Task requirements –
Please return each entry that follows exactly as given, but without pictures.
═══ Available data
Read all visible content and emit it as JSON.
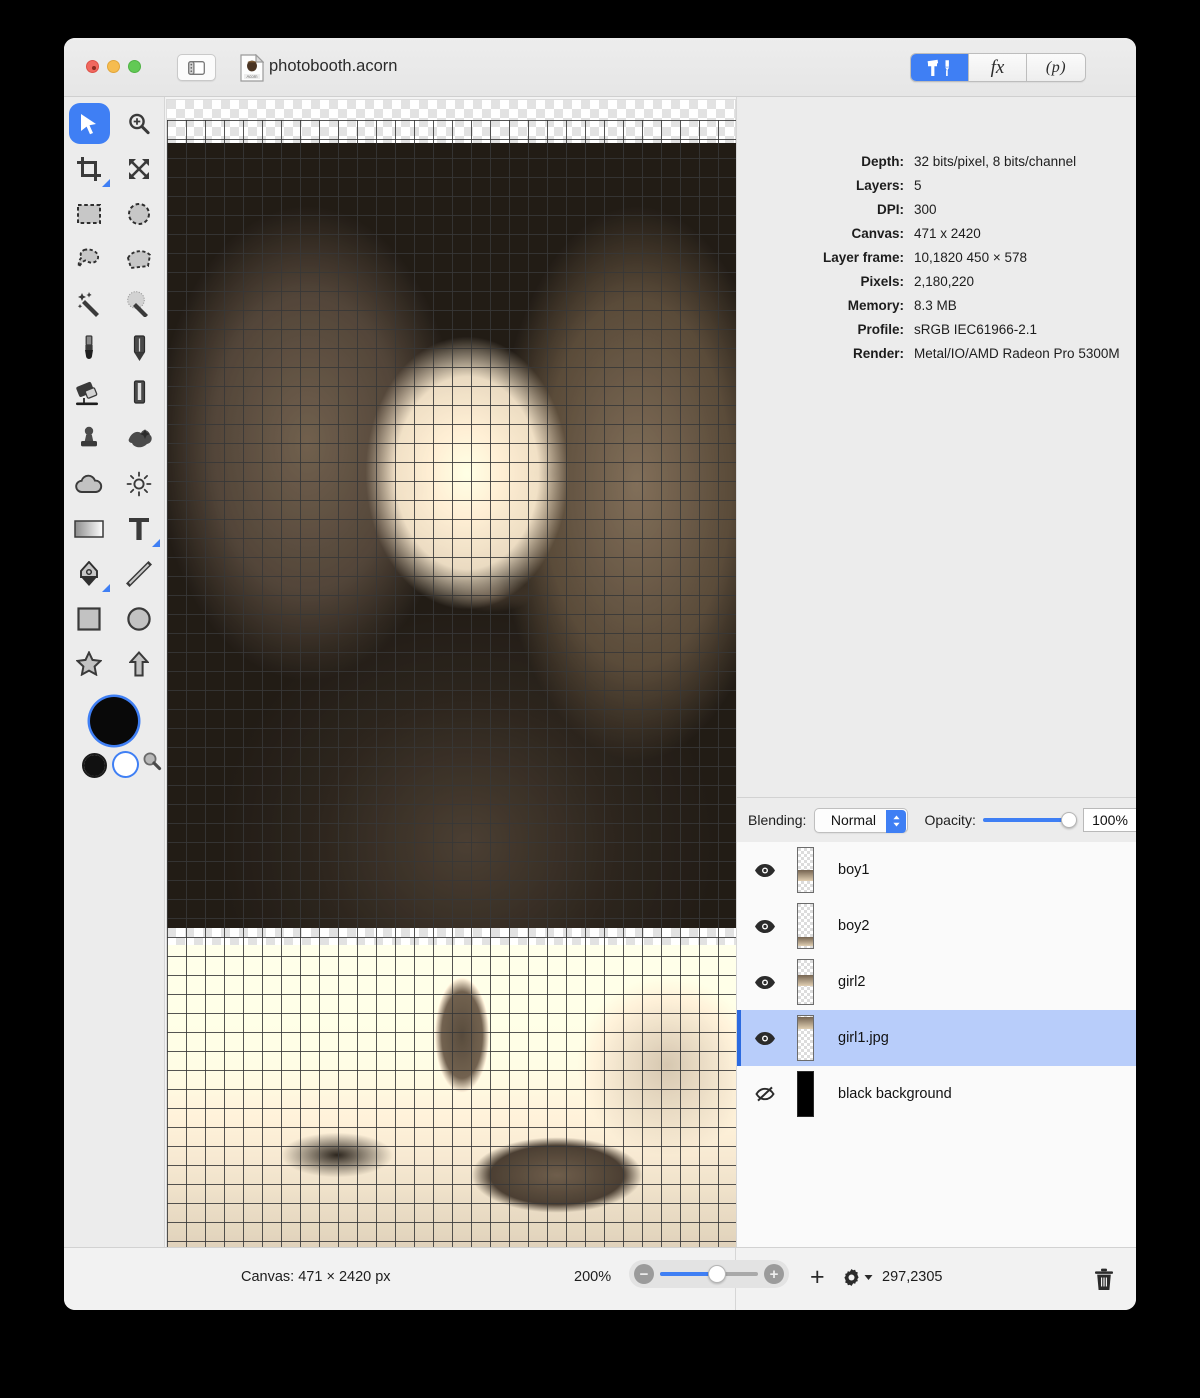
{
  "window": {
    "title": "photobooth.acorn",
    "traffic_lights": [
      "close",
      "minimize",
      "zoom"
    ],
    "sidebar_toggle_icon": "sidebar-toggle-icon",
    "document_icon": "acorn-document-icon"
  },
  "toolbar": {
    "segments": [
      {
        "id": "tools",
        "icon": "hammer-brush-icon",
        "label": "",
        "active": true
      },
      {
        "id": "filters",
        "icon": "fx-icon",
        "label": "fx",
        "active": false
      },
      {
        "id": "palettes",
        "icon": "p-icon",
        "label": "(p)",
        "active": false
      }
    ],
    "accent_color": "#3f7ff4"
  },
  "tools": {
    "items": [
      {
        "name": "move-tool",
        "selected": true,
        "badge": false
      },
      {
        "name": "zoom-tool",
        "selected": false,
        "badge": false
      },
      {
        "name": "crop-tool",
        "selected": false,
        "badge": true
      },
      {
        "name": "transform-tool",
        "selected": false,
        "badge": false
      },
      {
        "name": "rectangular-selection-tool",
        "selected": false,
        "badge": false
      },
      {
        "name": "elliptical-selection-tool",
        "selected": false,
        "badge": false
      },
      {
        "name": "lasso-selection-tool",
        "selected": false,
        "badge": false
      },
      {
        "name": "polygon-selection-tool",
        "selected": false,
        "badge": false
      },
      {
        "name": "magic-wand-tool",
        "selected": false,
        "badge": false
      },
      {
        "name": "instant-alpha-tool",
        "selected": false,
        "badge": false
      },
      {
        "name": "brush-tool",
        "selected": false,
        "badge": false
      },
      {
        "name": "pencil-tool",
        "selected": false,
        "badge": false
      },
      {
        "name": "eraser-tool",
        "selected": false,
        "badge": false
      },
      {
        "name": "marker-tool",
        "selected": false,
        "badge": false
      },
      {
        "name": "clone-stamp-tool",
        "selected": false,
        "badge": false
      },
      {
        "name": "smudge-tool",
        "selected": false,
        "badge": false
      },
      {
        "name": "blur-tool",
        "selected": false,
        "badge": false
      },
      {
        "name": "dodge-tool",
        "selected": false,
        "badge": false
      },
      {
        "name": "gradient-tool",
        "selected": false,
        "badge": false
      },
      {
        "name": "text-tool",
        "selected": false,
        "badge": true
      },
      {
        "name": "bezier-pen-tool",
        "selected": false,
        "badge": true
      },
      {
        "name": "line-tool",
        "selected": false,
        "badge": false
      },
      {
        "name": "rectangle-shape-tool",
        "selected": false,
        "badge": false
      },
      {
        "name": "oval-shape-tool",
        "selected": false,
        "badge": false
      },
      {
        "name": "star-shape-tool",
        "selected": false,
        "badge": false
      },
      {
        "name": "arrow-shape-tool",
        "selected": false,
        "badge": false
      }
    ],
    "foreground_color": "#090909",
    "background_color": "#ffffff"
  },
  "info": {
    "rows": [
      {
        "label": "Depth:",
        "value": "32 bits/pixel, 8 bits/channel"
      },
      {
        "label": "Layers:",
        "value": "5"
      },
      {
        "label": "DPI:",
        "value": "300"
      },
      {
        "label": "Canvas:",
        "value": "471 x 2420"
      },
      {
        "label": "Layer frame:",
        "value": "10,1820 450 × 578"
      },
      {
        "label": "Pixels:",
        "value": "2,180,220"
      },
      {
        "label": "Memory:",
        "value": "8.3 MB"
      },
      {
        "label": "Profile:",
        "value": "sRGB IEC61966-2.1"
      },
      {
        "label": "Render:",
        "value": "Metal/IO/AMD Radeon Pro 5300M"
      }
    ]
  },
  "blending": {
    "label": "Blending:",
    "mode": "Normal",
    "opacity_label": "Opacity:",
    "opacity_value": "100%",
    "opacity_percent": 100
  },
  "layers": {
    "items": [
      {
        "name": "boy1",
        "visible": true,
        "selected": false,
        "thumb": "image"
      },
      {
        "name": "boy2",
        "visible": true,
        "selected": false,
        "thumb": "image"
      },
      {
        "name": "girl2",
        "visible": true,
        "selected": false,
        "thumb": "image"
      },
      {
        "name": "girl1.jpg",
        "visible": true,
        "selected": true,
        "thumb": "image"
      },
      {
        "name": "black background",
        "visible": false,
        "selected": false,
        "thumb": "black"
      }
    ],
    "selection_color": "#b8cdfa"
  },
  "status": {
    "canvas_size": "Canvas: 471 × 2420 px",
    "zoom": "200%",
    "coordinates": "297,2305",
    "add_icon": "plus-icon",
    "gear_icon": "gear-dropdown-icon",
    "trash_icon": "trash-icon",
    "zoom_out_icon": "zoom-out-icon",
    "zoom_in_icon": "zoom-in-icon"
  }
}
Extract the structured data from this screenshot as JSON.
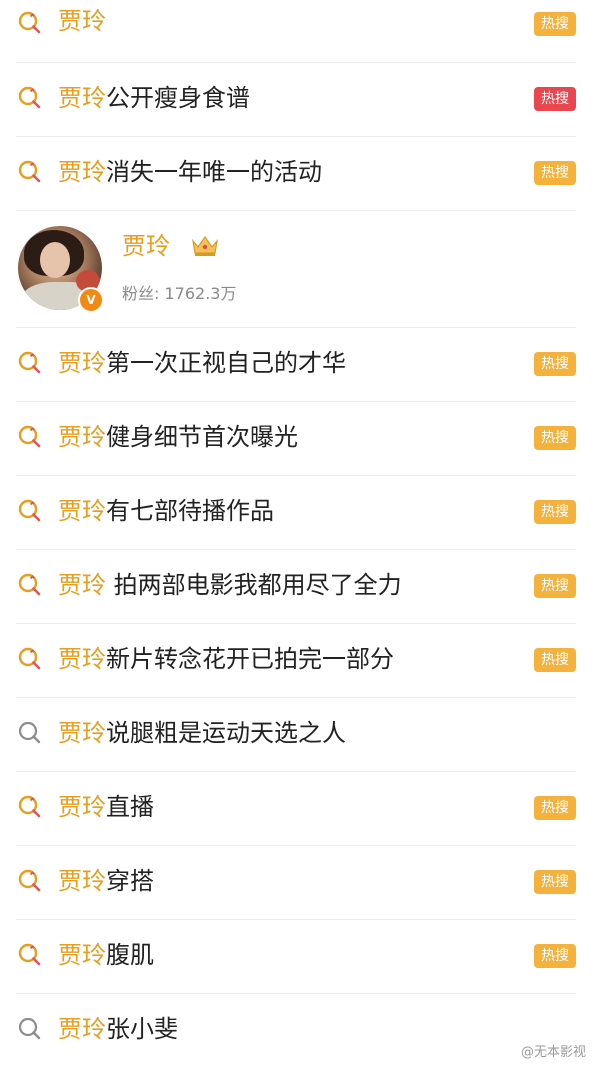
{
  "keyword": "贾玲",
  "colors": {
    "keyword": "#e79d1e",
    "badge_hot_orange": "#f4b23c",
    "badge_hot_red": "#e8474f",
    "icon_orange": "#e79d1e",
    "icon_red": "#e0555b",
    "icon_gray": "#8c8c8c"
  },
  "results": [
    {
      "suffix": "",
      "badge": "热搜",
      "badge_color": "orange",
      "icon": "trending-search-icon"
    },
    {
      "suffix": "公开瘦身食谱",
      "badge": "热搜",
      "badge_color": "red",
      "icon": "trending-search-icon"
    },
    {
      "suffix": "消失一年唯一的活动",
      "badge": "热搜",
      "badge_color": "orange",
      "icon": "trending-search-icon"
    }
  ],
  "profile": {
    "name": "贾玲",
    "fans_label": "粉丝: 1762.3万",
    "verified_icon": "verified-v-icon",
    "crown_icon": "crown-icon"
  },
  "results2": [
    {
      "suffix": "第一次正视自己的才华",
      "badge": "热搜",
      "badge_color": "orange",
      "icon": "trending-search-icon"
    },
    {
      "suffix": "健身细节首次曝光",
      "badge": "热搜",
      "badge_color": "orange",
      "icon": "trending-search-icon"
    },
    {
      "suffix": "有七部待播作品",
      "badge": "热搜",
      "badge_color": "orange",
      "icon": "trending-search-icon"
    },
    {
      "suffix": " 拍两部电影我都用尽了全力",
      "badge": "热搜",
      "badge_color": "orange",
      "icon": "trending-search-icon"
    },
    {
      "suffix": "新片转念花开已拍完一部分",
      "badge": "热搜",
      "badge_color": "orange",
      "icon": "trending-search-icon"
    },
    {
      "suffix": "说腿粗是运动天选之人",
      "badge": "",
      "badge_color": "",
      "icon": "search-icon"
    },
    {
      "suffix": "直播",
      "badge": "热搜",
      "badge_color": "orange",
      "icon": "trending-search-icon"
    },
    {
      "suffix": "穿搭",
      "badge": "热搜",
      "badge_color": "orange",
      "icon": "trending-search-icon"
    },
    {
      "suffix": "腹肌",
      "badge": "热搜",
      "badge_color": "orange",
      "icon": "trending-search-icon"
    },
    {
      "suffix": "张小斐",
      "badge": "",
      "badge_color": "",
      "icon": "search-icon"
    }
  ],
  "watermark": "@无本影视"
}
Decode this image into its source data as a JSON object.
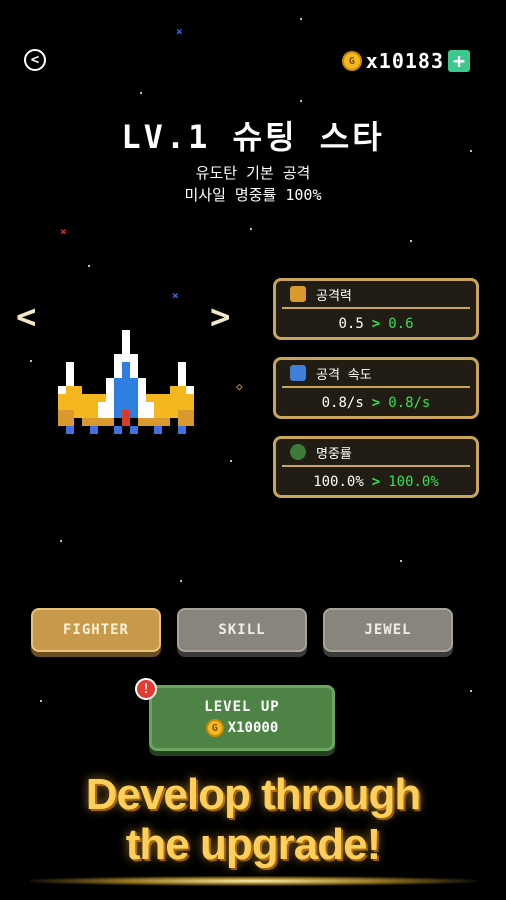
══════
Answer section –
Read all visible content and emit it as JSON.
{
  "window": {
    "title": "photobooth.acorn",
    "traffic_lights": [
      "close",
      "minimize",
      "zoom"
    ],
    "sidebar_toggle_icon": "sidebar-toggle-icon",
    "document_icon": "acorn-document-icon"
  },
  "toolbar": {
    "segments": [
      {
        "id": "tools",
        "icon": "hammer-brush-icon",
        "label": "",
        "active": true
      },
      {
        "id": "filters",
        "icon": "fx-icon",
        "label": "fx",
        "active": false
      },
      {
        "id": "palettes",
        "icon": "p-icon",
        "label": "(p)",
        "active": false
      }
    ],
    "accent_color": "#3f7ff4"
  },
  "tools": {
    "items": [
      {
        "name": "move-tool",
        "selected": true,
        "badge": false
      },
      {
        "name": "zoom-tool",
        "selected": false,
        "badge": false
      },
      {
        "name": "crop-tool",
        "selected": false,
        "badge": true
      },
      {
        "name": "transform-tool",
        "selected": false,
        "badge": false
      },
      {
        "name": "rectangular-selection-tool",
        "selected": false,
        "badge": false
      },
      {
        "name": "elliptical-selection-tool",
        "selected": false,
        "badge": false
      },
      {
        "name": "lasso-selection-tool",
        "selected": false,
        "badge": false
      },
      {
        "name": "polygon-selection-tool",
        "selected": false,
        "badge": false
      },
      {
        "name": "magic-wand-tool",
        "selected": false,
        "badge": false
      },
      {
        "name": "instant-alpha-tool",
        "selected": false,
        "badge": false
      },
      {
        "name": "brush-tool",
        "selected": false,
        "badge": false
      },
      {
        "name": "pencil-tool",
        "selected": false,
        "badge": false
      },
      {
        "name": "eraser-tool",
        "selected": false,
        "badge": false
      },
      {
        "name": "marker-tool",
        "selected": false,
        "badge": false
      },
      {
        "name": "clone-stamp-tool",
        "selected": false,
        "badge": false
      },
      {
        "name": "smudge-tool",
        "selected": false,
        "badge": false
      },
      {
        "name": "blur-tool",
        "selected": false,
        "badge": false
      },
      {
        "name": "dodge-tool",
        "selected": false,
        "badge": false
      },
      {
        "name": "gradient-tool",
        "selected": false,
        "badge": false
      },
      {
        "name": "text-tool",
        "selected": false,
        "badge": true
      },
      {
        "name": "bezier-pen-tool",
        "selected": false,
        "badge": true
      },
      {
        "name": "line-tool",
        "selected": false,
        "badge": false
      },
      {
        "name": "rectangle-shape-tool",
        "selected": false,
        "badge": false
      },
      {
        "name": "oval-shape-tool",
        "selected": false,
        "badge": false
      },
      {
        "name": "star-shape-tool",
        "selected": false,
        "badge": false
      },
      {
        "name": "arrow-shape-tool",
        "selected": false,
        "badge": false
      }
    ],
    "foreground_color": "#090909",
    "background_color": "#ffffff"
  },
  "info": {
    "rows": [
      {
        "label": "Depth:",
        "value": "32 bits/pixel, 8 bits/channel"
      },
      {
        "label": "Layers:",
        "value": "5"
      },
      {
        "label": "DPI:",
        "value": "300"
      },
      {
        "label": "Canvas:",
        "value": "471 x 2420"
      },
      {
        "label": "Layer frame:",
        "value": "10,1820 450 × 578"
      },
      {
        "label": "Pixels:",
        "value": "2,180,220"
      },
      {
        "label": "Memory:",
        "value": "8.3 MB"
      },
      {
        "label": "Profile:",
        "value": "sRGB IEC61966-2.1"
      },
      {
        "label": "Render:",
        "value": "Metal/IO/AMD Radeon Pro 5300M"
      }
    ]
  },
  "blending": {
    "label": "Blending:",
    "mode": "Normal",
    "opacity_label": "Opacity:",
    "opacity_value": "100%",
    "opacity_percent": 100
  },
  "layers": {
    "items": [
      {
        "name": "boy1",
        "visible": true,
        "selected": false,
        "thumb": "image"
      },
      {
        "name": "boy2",
        "visible": true,
        "selected": false,
        "thumb": "image"
      },
      {
        "name": "girl2",
        "visible": true,
        "selected": false,
        "thumb": "image"
      },
      {
        "name": "girl1.jpg",
        "visible": true,
        "selected": true,
        "thumb": "image"
      },
      {
        "name": "black background",
        "visible": false,
        "selected": false,
        "thumb": "black"
      }
    ],
    "selection_color": "#b8cdfa"
  },
  "status": {
    "canvas_size": "Canvas: 471 × 2420 px",
    "zoom": "200%",
    "coordinates": "297,2305",
    "add_icon": "plus-icon",
    "gear_icon": "gear-dropdown-icon",
    "trash_icon": "trash-icon",
    "zoom_out_icon": "zoom-out-icon",
    "zoom_in_icon": "zoom-in-icon"
  }
}
Extract the structured data from this screenshot as JSON.
{
  "keyword": "贾玲",
  "colors": {
    "keyword": "#e79d1e",
    "badge_hot_orange": "#f4b23c",
    "badge_hot_red": "#e8474f",
    "icon_orange": "#e79d1e",
    "icon_red": "#e0555b",
    "icon_gray": "#8c8c8c"
  },
  "results": [
    {
      "suffix": "",
      "badge": "热搜",
      "badge_color": "orange",
      "icon": "trending-search-icon"
    },
    {
      "suffix": "公开瘦身食谱",
      "badge": "热搜",
      "badge_color": "red",
      "icon": "trending-search-icon"
    },
    {
      "suffix": "消失一年唯一的活动",
      "badge": "热搜",
      "badge_color": "orange",
      "icon": "trending-search-icon"
    }
  ],
  "profile": {
    "name": "贾玲",
    "fans_label": "粉丝: 1762.3万",
    "verified_icon": "verified-v-icon",
    "crown_icon": "crown-icon"
  },
  "results2": [
    {
      "suffix": "第一次正视自己的才华",
      "badge": "热搜",
      "badge_color": "orange",
      "icon": "trending-search-icon"
    },
    {
      "suffix": "健身细节首次曝光",
      "badge": "热搜",
      "badge_color": "orange",
      "icon": "trending-search-icon"
    },
    {
      "suffix": "有七部待播作品",
      "badge": "热搜",
      "badge_color": "orange",
      "icon": "trending-search-icon"
    },
    {
      "suffix": " 拍两部电影我都用尽了全力",
      "badge": "热搜",
      "badge_color": "orange",
      "icon": "trending-search-icon"
    },
    {
      "suffix": "新片转念花开已拍完一部分",
      "badge": "热搜",
      "badge_color": "orange",
      "icon": "trending-search-icon"
    },
    {
      "suffix": "说腿粗是运动天选之人",
      "badge": "",
      "badge_color": "",
      "icon": "search-icon"
    },
    {
      "suffix": "直播",
      "badge": "热搜",
      "badge_color": "orange",
      "icon": "trending-search-icon"
    },
    {
      "suffix": "穿搭",
      "badge": "热搜",
      "badge_color": "orange",
      "icon": "trending-search-icon"
    },
    {
      "suffix": "腹肌",
      "badge": "热搜",
      "badge_color": "orange",
      "icon": "trending-search-icon"
    },
    {
      "suffix": "张小斐",
      "badge": "",
      "badge_color": "",
      "icon": "search-icon"
    }
  ],
  "watermark": "@无本影视"
}
Decode this image into its source data as a JSON object.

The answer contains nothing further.